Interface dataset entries
·····

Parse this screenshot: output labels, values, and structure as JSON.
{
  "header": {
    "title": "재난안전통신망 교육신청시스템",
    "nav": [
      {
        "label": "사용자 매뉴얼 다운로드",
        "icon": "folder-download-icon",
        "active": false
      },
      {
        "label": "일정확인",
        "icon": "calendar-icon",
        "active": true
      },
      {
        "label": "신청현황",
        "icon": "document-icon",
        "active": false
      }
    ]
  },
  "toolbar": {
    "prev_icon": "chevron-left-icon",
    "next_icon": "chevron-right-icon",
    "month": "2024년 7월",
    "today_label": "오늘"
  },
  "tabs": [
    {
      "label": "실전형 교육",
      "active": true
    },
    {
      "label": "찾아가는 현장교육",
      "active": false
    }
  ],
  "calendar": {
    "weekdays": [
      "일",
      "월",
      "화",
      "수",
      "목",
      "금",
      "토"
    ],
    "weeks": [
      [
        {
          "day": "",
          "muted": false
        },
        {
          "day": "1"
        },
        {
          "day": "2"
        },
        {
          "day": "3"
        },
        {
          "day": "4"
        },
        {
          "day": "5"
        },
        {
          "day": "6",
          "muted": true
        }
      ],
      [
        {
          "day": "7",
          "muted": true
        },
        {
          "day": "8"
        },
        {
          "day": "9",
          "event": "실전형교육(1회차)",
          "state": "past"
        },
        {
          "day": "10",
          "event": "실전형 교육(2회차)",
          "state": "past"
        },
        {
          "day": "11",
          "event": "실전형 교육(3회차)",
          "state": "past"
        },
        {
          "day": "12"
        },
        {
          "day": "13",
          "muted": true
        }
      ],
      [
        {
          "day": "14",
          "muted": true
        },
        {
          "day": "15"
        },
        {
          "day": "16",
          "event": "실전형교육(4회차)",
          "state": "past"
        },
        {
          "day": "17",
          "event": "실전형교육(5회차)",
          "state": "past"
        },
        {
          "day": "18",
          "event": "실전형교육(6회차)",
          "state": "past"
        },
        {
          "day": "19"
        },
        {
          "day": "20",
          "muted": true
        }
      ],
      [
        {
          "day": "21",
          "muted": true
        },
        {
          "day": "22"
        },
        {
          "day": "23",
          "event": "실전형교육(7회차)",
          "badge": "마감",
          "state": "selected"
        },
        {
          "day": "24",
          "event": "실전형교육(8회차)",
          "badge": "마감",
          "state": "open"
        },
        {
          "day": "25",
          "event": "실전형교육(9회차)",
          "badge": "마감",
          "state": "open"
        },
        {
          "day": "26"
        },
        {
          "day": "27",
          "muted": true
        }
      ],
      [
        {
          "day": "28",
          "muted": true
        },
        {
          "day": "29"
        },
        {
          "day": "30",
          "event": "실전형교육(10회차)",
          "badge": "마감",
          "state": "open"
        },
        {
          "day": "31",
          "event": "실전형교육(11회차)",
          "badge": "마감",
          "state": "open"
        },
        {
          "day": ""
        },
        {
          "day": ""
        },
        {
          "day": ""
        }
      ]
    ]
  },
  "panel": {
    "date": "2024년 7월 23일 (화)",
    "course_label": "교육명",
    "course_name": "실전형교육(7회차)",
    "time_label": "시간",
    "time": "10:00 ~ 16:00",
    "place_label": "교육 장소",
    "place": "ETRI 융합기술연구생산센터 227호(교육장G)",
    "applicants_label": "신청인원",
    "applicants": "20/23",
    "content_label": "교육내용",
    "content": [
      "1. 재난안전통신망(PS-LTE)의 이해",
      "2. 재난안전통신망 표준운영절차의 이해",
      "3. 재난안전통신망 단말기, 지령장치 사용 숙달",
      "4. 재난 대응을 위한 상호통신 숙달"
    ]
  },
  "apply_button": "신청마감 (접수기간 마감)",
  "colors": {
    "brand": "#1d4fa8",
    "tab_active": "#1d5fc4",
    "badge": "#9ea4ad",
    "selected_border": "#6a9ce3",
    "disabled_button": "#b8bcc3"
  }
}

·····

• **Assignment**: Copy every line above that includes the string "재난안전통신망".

• **Result below**:
    "title": "재난안전통신망 교육신청시스템",
      "1. 재난안전통신망(PS-LTE)의 이해",
      "2. 재난안전통신망 표준운영절차의 이해",
      "3. 재난안전통신망 단말기, 지령장치 사용 숙달",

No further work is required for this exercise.